I’m looking forward to more works by her. Kindle Edition Verified Purchase. As always, a thoroughly researched book with an air of authority that could only come from an African talking about affairs related to Dambisa argues that in studying the data it becomes obvious that aid, especially without an end datedoes not improve any economy and never will. In fact it has the opposite effect by promoting corruption, a lack of accountability and political wars by those jostling to be the atop of the funnel for free money.
She argues that a better way is for African governments to pursue funding from the Capital markets, drop inefficient trade barriers between each other in the continent, stimulate intra trade as the West and Europe are not our friends, see China for the friend it is and develop infrastructure.

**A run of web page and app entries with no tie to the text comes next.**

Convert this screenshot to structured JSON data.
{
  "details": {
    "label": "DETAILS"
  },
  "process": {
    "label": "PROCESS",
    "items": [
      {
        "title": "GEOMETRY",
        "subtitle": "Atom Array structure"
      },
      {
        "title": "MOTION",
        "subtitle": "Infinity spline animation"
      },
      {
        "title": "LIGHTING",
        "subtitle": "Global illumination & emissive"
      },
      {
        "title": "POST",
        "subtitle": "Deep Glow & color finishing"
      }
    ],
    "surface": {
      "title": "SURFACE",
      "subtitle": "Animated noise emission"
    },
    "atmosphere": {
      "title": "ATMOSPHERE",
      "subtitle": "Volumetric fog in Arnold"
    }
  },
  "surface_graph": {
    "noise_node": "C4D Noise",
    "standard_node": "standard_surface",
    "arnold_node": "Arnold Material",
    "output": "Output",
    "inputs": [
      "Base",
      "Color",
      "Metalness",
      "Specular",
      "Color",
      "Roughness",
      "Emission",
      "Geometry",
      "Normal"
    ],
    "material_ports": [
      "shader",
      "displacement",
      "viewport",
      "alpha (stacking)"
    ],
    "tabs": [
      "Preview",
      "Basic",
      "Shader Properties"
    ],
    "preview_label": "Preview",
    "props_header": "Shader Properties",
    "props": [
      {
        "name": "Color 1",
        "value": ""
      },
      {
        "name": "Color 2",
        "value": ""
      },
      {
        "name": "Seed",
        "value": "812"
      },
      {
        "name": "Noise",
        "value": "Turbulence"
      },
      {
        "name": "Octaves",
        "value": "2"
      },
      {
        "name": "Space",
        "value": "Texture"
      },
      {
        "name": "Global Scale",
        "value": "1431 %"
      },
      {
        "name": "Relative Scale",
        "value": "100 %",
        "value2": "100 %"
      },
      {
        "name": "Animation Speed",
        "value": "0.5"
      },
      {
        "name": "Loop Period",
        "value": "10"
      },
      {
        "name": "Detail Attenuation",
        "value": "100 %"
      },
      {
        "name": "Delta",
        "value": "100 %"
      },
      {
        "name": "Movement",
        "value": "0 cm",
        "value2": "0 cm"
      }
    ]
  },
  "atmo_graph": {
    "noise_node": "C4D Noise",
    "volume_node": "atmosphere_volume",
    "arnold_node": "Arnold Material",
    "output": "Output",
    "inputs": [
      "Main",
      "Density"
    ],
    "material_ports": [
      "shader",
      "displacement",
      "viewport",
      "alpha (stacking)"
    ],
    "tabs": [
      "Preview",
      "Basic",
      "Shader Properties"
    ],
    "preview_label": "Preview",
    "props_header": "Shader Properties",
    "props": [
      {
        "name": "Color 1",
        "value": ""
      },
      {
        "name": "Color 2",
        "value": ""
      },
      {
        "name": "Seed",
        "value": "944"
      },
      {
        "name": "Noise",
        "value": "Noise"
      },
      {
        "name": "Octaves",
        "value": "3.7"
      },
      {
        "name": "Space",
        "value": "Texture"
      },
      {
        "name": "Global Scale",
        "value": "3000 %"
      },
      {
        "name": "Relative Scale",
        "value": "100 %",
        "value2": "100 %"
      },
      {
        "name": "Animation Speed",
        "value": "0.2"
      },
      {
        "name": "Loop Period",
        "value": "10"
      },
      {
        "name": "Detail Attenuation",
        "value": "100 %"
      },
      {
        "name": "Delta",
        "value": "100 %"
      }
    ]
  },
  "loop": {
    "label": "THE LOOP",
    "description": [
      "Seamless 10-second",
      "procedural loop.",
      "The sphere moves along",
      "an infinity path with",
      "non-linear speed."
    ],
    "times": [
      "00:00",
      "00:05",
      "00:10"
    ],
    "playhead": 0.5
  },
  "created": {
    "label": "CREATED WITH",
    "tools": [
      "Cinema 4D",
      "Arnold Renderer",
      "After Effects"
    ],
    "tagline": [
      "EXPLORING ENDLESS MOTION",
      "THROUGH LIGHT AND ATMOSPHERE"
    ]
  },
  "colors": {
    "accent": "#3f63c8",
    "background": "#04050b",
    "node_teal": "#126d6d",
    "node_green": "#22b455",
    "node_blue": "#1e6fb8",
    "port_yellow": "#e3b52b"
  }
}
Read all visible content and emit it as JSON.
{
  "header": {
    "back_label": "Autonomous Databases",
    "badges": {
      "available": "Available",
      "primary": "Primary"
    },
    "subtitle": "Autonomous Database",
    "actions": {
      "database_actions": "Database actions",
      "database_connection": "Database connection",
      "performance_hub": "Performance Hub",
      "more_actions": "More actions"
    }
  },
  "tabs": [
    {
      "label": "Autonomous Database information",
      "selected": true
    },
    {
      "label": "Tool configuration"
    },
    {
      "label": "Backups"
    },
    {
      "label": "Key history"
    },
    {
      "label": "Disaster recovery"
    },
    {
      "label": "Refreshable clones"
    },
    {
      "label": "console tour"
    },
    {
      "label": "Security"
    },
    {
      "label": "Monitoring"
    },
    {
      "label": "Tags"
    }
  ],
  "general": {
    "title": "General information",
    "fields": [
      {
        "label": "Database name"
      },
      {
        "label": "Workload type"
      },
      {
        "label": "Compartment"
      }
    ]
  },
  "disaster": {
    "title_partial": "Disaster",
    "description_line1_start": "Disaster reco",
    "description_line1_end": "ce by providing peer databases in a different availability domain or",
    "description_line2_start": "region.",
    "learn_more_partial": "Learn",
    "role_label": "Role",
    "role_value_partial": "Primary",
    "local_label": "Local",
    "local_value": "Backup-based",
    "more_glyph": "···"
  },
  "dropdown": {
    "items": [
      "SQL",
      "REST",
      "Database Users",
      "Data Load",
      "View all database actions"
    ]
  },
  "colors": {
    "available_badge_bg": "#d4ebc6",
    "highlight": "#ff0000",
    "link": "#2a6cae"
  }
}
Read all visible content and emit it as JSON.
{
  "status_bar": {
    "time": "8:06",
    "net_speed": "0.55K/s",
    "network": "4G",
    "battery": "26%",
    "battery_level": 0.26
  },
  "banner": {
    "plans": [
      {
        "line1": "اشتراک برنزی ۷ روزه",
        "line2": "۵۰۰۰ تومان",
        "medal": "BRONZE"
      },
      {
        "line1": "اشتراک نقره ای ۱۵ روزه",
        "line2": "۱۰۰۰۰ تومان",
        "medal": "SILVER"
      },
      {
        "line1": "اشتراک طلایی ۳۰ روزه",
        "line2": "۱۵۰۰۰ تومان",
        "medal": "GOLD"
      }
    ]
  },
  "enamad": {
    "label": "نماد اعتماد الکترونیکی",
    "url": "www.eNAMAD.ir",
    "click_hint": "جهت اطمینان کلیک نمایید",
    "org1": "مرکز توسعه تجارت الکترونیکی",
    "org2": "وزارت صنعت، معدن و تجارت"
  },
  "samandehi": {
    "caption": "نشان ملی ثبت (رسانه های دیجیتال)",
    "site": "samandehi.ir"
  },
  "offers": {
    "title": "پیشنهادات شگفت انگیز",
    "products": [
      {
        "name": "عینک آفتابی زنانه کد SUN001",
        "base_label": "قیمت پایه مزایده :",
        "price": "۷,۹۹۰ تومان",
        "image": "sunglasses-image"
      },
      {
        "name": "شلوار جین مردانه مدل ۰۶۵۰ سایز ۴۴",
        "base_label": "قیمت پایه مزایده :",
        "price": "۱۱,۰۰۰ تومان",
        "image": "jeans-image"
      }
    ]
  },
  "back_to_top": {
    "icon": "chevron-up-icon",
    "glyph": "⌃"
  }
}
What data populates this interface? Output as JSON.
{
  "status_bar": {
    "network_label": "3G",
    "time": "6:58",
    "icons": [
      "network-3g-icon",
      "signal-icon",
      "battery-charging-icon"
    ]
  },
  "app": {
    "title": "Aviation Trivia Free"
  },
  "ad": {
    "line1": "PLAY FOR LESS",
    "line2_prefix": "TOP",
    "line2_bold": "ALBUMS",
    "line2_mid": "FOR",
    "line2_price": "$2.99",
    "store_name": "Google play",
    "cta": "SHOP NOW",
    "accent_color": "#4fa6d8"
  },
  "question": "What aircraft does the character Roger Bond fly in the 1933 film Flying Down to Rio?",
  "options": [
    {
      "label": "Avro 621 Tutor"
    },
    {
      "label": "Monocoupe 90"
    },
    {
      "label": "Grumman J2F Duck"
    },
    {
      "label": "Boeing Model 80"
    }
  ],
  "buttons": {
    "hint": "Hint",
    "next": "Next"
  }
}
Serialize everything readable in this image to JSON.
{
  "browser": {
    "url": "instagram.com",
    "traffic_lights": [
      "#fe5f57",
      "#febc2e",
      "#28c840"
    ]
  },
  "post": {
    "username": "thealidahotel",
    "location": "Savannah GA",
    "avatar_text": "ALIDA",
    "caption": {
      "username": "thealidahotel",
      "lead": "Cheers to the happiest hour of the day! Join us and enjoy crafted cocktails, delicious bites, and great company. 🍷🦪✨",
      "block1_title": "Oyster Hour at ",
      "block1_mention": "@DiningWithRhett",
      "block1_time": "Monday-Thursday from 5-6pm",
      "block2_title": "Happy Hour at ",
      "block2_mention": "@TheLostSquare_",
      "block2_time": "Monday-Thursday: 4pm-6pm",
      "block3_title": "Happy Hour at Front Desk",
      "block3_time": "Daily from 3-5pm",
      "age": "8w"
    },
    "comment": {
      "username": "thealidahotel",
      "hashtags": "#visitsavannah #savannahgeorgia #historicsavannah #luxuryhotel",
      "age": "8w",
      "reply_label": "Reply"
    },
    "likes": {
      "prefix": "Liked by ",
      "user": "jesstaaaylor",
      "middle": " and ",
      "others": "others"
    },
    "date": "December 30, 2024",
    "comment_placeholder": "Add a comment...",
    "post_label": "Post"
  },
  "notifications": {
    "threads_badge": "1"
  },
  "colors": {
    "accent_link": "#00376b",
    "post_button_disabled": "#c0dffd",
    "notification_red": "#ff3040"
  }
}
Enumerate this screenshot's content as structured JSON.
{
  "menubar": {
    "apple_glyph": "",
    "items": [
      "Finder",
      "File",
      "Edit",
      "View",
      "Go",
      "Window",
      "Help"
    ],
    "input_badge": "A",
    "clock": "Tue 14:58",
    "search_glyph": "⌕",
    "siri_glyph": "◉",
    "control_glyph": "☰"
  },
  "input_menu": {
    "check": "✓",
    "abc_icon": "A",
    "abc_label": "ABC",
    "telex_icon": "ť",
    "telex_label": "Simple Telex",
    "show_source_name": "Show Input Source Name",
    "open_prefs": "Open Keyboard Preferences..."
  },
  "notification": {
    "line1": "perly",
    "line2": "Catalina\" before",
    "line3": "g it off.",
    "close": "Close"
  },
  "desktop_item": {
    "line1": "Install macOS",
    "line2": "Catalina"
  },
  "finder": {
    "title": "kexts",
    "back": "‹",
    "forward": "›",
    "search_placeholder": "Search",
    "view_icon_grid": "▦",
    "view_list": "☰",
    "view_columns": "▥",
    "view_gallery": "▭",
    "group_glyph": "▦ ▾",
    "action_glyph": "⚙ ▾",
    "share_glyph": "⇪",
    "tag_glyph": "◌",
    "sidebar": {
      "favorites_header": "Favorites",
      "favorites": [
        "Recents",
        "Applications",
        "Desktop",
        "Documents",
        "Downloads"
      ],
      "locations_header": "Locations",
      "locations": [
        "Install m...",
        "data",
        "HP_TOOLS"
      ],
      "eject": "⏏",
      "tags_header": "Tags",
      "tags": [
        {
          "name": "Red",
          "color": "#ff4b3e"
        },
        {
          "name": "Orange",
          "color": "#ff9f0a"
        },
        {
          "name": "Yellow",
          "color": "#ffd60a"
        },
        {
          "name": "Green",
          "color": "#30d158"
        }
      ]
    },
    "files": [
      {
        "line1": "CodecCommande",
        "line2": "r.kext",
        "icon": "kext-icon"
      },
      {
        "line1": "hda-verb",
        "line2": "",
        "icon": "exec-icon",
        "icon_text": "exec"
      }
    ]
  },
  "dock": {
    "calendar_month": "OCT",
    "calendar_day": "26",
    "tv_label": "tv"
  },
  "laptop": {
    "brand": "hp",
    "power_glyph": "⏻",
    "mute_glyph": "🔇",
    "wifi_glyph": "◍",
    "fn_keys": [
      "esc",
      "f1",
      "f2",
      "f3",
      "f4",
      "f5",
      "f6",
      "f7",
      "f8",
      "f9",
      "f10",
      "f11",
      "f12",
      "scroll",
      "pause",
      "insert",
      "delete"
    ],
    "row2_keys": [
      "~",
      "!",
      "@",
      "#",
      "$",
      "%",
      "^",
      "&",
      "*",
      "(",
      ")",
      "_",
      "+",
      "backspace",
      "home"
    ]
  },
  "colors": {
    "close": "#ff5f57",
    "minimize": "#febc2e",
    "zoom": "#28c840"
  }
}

These all require obtaining credit ratings, fiscal discipline, attempts at good governance etc. When you squander aid money, more will come next year. When you squander money obtained from issuing bonds and world investors, good luck getting more for another decade.
This is the essence of this book. You can feel how close to her heart writing this book is becausewhile currently a little outdated, she has noted that for too long the debate around how to fix the problems in Africa has been dominated by white Non-african males. I can’t write my opinions without creating conflict with a bunch of aid industry people who would argue ’til the cows come home. We have decades of history to make the case that this author does, though, and when you look back at aid’s track record, it speaks for itself when you ignore the cherry-picked metrics used by the aid industry and look at the big picture.
I’ve already said too much. Just read the book. It’s quick, it’s well-written, it’s easy to understand if you have a modicum of understanding of finance. Considered and critical view of foreign aid to Africa and why such aid must stop as it is applied today.
Moyo has examined why foreign aid does not work, has not worked, and will not work in the future to alleviate poverty in Africa.
The book is written for lay persons such as myself but it is replete with cases studies and references sufficient enough for any academic. This should be read by anyone in government aid and anyone considering trying to help the poor. The book offers hope for the future and it lays out a clear and simple plan of action. I wish Ms Moyo was in the US State Department instead of the career bureaucrats there now who have wasted billions of US aid dollars only to make things worse for those who need help the most.
One person found this helpful. Waste of money, ironically. Previous 1 star reviews fairly sums up book. I add my astonishment at Dr.
After ‘Dead Aid’ I felt that magnificent education had been hijacked by an opportunist “flimflam man woman “. And worse for it having “validated?
Are we really this gullible? Dambisa Moyo’s masterpiece is an economic blueprint intended to serve as a paradigm for weaning Africa off the debilitating dambida syndrome that has kept the continent in perpetual economic stagnancy for decades.
Using dependable statistics, Moyo argues that government-to-government or bilateral aid which should be distinguished from charity-based aid to Africa undermines the ability of Africans to conceptualize their own best economic and political policies.
As she dambosa it: It is itself an underlying cause of social unrest and possibly even civil war. Moyo notes that the “prospect of seizing power and gaining access to unlimited aid wealth is irresistible.